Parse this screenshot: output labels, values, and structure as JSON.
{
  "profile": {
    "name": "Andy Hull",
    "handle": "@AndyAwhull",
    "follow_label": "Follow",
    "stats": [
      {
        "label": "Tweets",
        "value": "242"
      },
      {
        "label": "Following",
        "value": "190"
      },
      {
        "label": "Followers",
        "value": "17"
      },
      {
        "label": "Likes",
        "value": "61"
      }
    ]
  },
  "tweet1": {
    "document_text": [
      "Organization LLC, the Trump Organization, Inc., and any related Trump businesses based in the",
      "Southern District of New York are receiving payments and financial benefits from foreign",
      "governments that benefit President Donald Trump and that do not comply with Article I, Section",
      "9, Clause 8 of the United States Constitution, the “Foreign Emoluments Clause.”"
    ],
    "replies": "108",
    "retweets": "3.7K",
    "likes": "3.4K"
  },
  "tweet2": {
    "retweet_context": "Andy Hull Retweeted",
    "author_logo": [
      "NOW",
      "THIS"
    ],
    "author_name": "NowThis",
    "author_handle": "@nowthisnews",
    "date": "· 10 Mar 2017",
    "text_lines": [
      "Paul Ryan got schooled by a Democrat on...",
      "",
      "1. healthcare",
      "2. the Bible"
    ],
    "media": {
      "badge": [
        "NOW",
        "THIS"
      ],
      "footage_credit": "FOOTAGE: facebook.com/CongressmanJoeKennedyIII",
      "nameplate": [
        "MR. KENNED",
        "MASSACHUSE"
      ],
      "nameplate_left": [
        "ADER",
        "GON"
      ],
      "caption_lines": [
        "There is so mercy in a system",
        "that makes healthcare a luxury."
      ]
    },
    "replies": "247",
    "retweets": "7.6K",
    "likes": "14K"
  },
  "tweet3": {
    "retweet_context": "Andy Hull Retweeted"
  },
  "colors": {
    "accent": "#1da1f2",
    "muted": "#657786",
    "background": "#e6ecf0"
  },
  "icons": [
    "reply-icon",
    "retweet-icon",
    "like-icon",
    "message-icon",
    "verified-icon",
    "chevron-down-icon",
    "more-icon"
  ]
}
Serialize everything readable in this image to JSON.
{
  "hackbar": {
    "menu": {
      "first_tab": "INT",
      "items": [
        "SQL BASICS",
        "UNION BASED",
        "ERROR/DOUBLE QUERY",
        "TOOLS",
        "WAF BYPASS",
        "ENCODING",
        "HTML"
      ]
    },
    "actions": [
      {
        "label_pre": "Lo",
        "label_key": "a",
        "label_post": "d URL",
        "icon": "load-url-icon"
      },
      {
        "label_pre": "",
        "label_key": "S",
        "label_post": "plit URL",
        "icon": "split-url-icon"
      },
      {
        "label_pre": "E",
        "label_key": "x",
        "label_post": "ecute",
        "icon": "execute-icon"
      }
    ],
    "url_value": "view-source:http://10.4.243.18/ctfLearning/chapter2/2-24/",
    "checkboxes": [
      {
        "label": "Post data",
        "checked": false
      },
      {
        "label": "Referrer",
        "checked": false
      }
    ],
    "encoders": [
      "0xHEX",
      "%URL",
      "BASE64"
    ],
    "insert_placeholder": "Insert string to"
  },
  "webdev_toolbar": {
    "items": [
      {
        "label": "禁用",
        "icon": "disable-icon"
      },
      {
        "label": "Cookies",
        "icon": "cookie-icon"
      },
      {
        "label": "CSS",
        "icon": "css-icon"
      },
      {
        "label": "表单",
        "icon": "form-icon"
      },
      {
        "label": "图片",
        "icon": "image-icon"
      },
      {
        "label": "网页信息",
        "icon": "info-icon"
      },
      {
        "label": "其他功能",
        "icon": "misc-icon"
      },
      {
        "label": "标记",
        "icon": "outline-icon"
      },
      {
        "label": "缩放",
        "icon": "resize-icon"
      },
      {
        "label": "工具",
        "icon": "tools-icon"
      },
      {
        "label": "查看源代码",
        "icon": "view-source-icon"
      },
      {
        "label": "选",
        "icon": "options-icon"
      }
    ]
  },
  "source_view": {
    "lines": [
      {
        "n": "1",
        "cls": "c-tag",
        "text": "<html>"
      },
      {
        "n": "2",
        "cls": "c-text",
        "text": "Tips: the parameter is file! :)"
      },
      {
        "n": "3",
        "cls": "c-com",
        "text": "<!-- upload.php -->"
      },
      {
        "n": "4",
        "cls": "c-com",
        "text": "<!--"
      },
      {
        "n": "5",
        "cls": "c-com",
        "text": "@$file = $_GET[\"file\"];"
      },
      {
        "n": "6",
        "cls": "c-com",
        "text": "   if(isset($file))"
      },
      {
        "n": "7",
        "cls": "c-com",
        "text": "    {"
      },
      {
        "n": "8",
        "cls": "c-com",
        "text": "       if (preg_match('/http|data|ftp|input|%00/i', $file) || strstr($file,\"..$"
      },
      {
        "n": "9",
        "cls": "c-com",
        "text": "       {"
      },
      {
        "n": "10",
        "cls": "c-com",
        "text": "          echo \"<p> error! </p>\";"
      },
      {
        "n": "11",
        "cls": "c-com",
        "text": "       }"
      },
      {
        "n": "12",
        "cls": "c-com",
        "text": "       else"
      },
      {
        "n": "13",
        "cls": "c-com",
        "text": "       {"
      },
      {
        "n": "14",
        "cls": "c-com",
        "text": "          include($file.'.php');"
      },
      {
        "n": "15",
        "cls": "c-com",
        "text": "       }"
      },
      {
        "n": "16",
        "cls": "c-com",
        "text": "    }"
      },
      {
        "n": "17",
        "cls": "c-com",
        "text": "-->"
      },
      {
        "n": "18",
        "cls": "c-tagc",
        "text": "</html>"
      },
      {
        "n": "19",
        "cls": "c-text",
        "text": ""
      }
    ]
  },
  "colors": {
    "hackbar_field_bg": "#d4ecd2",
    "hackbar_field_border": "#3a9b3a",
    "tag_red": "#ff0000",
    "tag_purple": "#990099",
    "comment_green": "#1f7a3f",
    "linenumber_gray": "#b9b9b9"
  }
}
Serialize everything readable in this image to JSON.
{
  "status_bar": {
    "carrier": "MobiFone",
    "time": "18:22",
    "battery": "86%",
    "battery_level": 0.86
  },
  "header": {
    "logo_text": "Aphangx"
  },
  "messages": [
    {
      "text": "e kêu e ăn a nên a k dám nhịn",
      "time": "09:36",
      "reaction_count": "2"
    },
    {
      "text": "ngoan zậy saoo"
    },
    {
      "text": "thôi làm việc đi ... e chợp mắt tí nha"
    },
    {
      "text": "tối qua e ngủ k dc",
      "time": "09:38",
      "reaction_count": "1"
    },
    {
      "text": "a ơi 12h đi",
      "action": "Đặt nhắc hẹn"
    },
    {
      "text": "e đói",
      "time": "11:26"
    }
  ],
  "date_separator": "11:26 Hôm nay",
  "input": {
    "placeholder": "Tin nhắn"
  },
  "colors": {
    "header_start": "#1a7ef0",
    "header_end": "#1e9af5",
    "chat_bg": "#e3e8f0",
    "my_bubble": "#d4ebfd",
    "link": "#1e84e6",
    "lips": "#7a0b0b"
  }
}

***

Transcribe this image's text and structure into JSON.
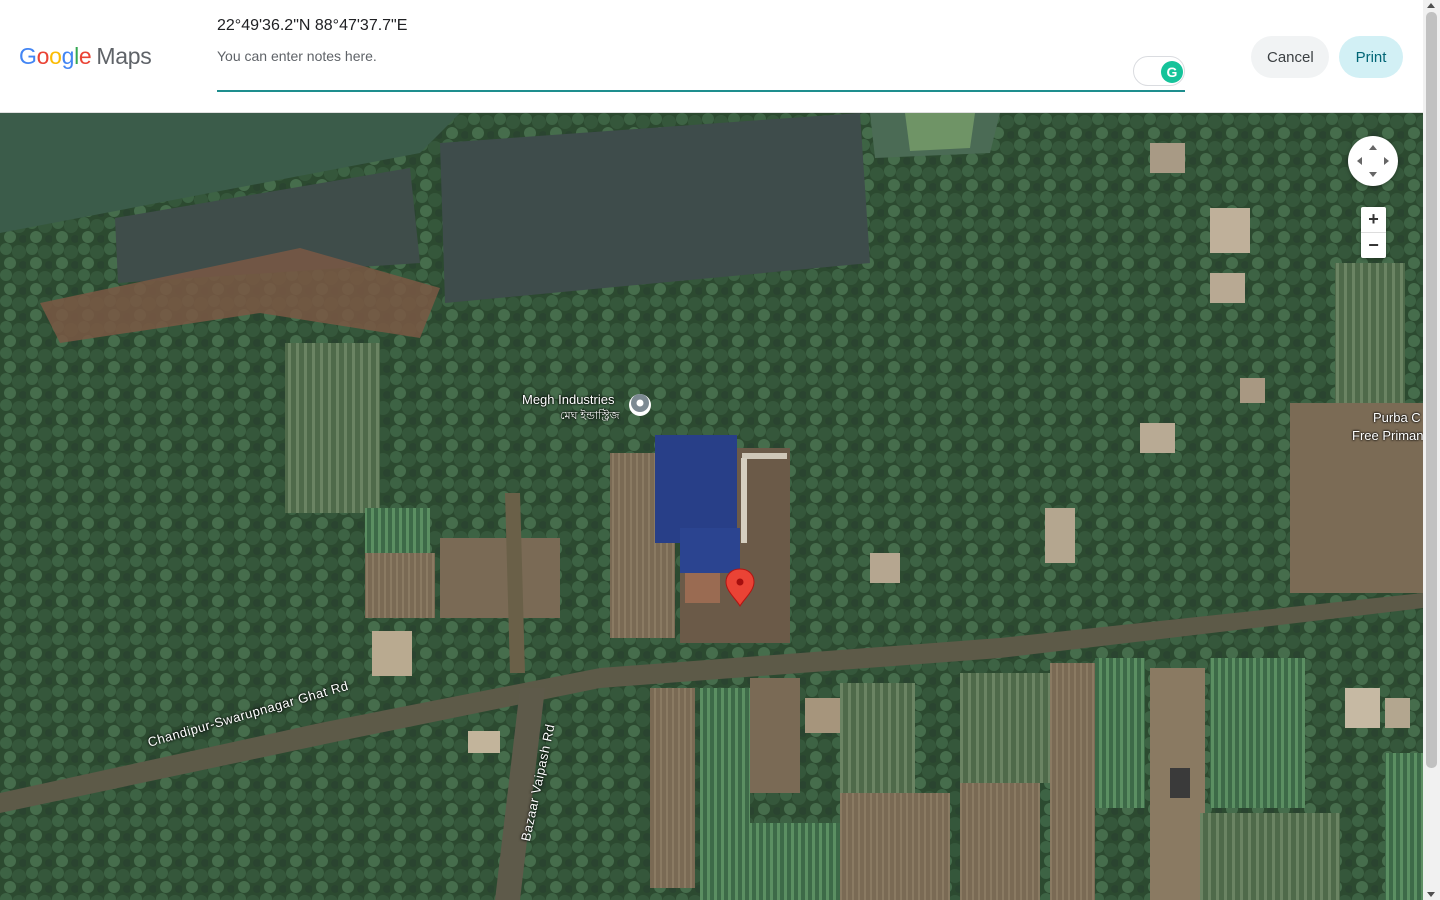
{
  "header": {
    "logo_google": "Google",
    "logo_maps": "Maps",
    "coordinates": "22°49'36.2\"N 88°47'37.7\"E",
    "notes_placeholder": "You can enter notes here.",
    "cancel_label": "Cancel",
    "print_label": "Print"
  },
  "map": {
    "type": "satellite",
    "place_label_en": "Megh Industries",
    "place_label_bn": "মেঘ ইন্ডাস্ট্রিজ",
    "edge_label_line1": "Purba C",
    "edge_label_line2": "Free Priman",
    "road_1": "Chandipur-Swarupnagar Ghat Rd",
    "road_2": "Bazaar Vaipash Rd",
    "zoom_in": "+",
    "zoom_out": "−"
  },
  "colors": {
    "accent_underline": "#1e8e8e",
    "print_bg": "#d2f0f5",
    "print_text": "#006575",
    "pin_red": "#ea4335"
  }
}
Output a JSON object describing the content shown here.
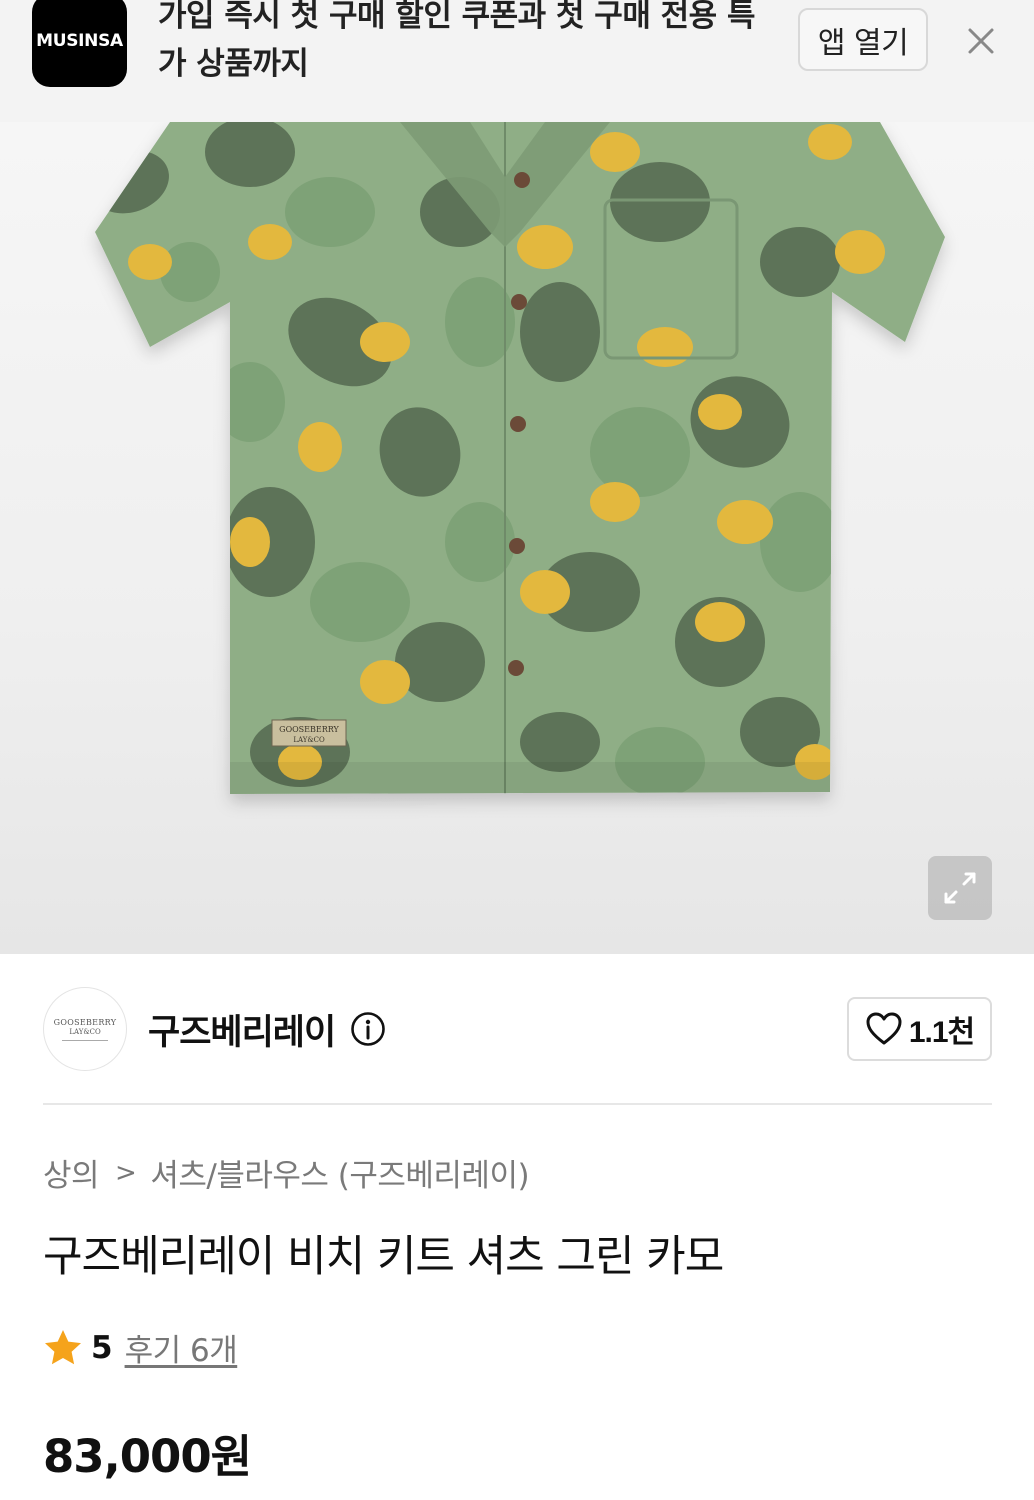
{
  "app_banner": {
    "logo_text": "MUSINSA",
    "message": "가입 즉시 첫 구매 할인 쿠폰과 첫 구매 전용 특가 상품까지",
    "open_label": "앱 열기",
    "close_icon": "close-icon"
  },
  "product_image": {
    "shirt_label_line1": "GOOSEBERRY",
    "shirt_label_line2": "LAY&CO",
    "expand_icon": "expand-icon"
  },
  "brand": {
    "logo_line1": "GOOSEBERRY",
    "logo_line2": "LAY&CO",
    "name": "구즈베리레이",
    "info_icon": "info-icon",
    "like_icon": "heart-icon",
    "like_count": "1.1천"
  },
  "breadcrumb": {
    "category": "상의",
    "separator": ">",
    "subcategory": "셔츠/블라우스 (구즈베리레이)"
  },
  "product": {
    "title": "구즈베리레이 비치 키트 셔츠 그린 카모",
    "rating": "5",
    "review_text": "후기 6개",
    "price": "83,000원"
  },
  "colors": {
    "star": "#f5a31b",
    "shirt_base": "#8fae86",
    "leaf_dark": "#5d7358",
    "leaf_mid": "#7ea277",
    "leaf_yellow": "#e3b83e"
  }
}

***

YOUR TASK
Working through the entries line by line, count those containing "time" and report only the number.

EXPECTED ANSWER
4